▶ _Aim of the exercise_:
Every record must reappear in the answer exactly as given.

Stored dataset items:

=== Begin Enclosure ===

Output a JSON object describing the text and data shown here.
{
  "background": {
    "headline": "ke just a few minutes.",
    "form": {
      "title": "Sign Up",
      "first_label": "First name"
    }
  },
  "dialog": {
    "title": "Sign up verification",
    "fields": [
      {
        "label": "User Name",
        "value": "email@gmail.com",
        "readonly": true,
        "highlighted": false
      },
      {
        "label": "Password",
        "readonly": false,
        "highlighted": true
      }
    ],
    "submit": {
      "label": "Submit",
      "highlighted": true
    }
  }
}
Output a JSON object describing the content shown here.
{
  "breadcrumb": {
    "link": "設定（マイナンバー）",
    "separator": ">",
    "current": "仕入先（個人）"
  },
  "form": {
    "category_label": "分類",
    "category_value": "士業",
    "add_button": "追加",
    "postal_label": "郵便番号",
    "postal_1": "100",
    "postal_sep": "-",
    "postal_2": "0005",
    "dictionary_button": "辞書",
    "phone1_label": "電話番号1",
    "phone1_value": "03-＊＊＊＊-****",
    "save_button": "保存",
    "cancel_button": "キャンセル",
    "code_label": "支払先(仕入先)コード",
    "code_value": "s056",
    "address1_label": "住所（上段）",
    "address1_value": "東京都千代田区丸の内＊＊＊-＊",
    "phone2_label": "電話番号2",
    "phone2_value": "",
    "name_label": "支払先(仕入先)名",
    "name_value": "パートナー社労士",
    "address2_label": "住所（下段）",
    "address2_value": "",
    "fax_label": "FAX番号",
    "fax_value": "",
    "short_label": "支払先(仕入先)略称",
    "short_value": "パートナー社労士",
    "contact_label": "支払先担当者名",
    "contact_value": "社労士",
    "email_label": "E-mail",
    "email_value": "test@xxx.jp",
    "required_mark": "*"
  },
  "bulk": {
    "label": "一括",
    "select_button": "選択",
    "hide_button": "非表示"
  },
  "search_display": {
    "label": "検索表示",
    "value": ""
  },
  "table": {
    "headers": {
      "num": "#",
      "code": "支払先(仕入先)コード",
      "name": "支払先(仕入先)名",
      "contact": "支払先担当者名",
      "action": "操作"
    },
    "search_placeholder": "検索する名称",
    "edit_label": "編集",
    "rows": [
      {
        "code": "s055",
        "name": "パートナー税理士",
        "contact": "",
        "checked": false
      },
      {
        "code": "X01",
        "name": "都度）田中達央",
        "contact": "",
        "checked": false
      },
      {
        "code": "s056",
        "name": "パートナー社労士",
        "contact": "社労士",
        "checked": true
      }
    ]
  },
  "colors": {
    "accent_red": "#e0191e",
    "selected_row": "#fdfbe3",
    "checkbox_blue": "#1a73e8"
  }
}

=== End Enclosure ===

▶ _Exercise answer_:
Output a JSON object describing the text and data shown here.
{
  "background": {
    "headline": "ke just a few minutes.",
    "form": {
      "title": "Sign Up",
      "first_label": "First name"
    }
  },
  "dialog": {
    "title": "Sign up verification",
    "fields": [
      {
        "label": "User Name",
        "value": "email@gmail.com",
        "readonly": true,
        "highlighted": false
      },
      {
        "label": "Password",
        "readonly": false,
        "highlighted": true
      }
    ],
    "submit": {
      "label": "Submit",
      "highlighted": true
    }
  }
}
Output a JSON object describing the content shown here.
{
  "breadcrumb": {
    "link": "設定（マイナンバー）",
    "separator": ">",
    "current": "仕入先（個人）"
  },
  "form": {
    "category_label": "分類",
    "category_value": "士業",
    "add_button": "追加",
    "postal_label": "郵便番号",
    "postal_1": "100",
    "postal_sep": "-",
    "postal_2": "0005",
    "dictionary_button": "辞書",
    "phone1_label": "電話番号1",
    "phone1_value": "03-＊＊＊＊-****",
    "save_button": "保存",
    "cancel_button": "キャンセル",
    "code_label": "支払先(仕入先)コード",
    "code_value": "s056",
    "address1_label": "住所（上段）",
    "address1_value": "東京都千代田区丸の内＊＊＊-＊",
    "phone2_label": "電話番号2",
    "phone2_value": "",
    "name_label": "支払先(仕入先)名",
    "name_value": "パートナー社労士",
    "address2_label": "住所（下段）",
    "address2_value": "",
    "fax_label": "FAX番号",
    "fax_value": "",
    "short_label": "支払先(仕入先)略称",
    "short_value": "パートナー社労士",
    "contact_label": "支払先担当者名",
    "contact_value": "社労士",
    "email_label": "E-mail",
    "email_value": "test@xxx.jp",
    "required_mark": "*"
  },
  "bulk": {
    "label": "一括",
    "select_button": "選択",
    "hide_button": "非表示"
  },
  "search_display": {
    "label": "検索表示",
    "value": ""
  },
  "table": {
    "headers": {
      "num": "#",
      "code": "支払先(仕入先)コード",
      "name": "支払先(仕入先)名",
      "contact": "支払先担当者名",
      "action": "操作"
    },
    "search_placeholder": "検索する名称",
    "edit_label": "編集",
    "rows": [
      {
        "code": "s055",
        "name": "パートナー税理士",
        "contact": "",
        "checked": false
      },
      {
        "code": "X01",
        "name": "都度）田中達央",
        "contact": "",
        "checked": false
      },
      {
        "code": "s056",
        "name": "パートナー社労士",
        "contact": "社労士",
        "checked": true
      }
    ]
  },
  "colors": {
    "accent_red": "#e0191e",
    "selected_row": "#fdfbe3",
    "checkbox_blue": "#1a73e8"
  }
}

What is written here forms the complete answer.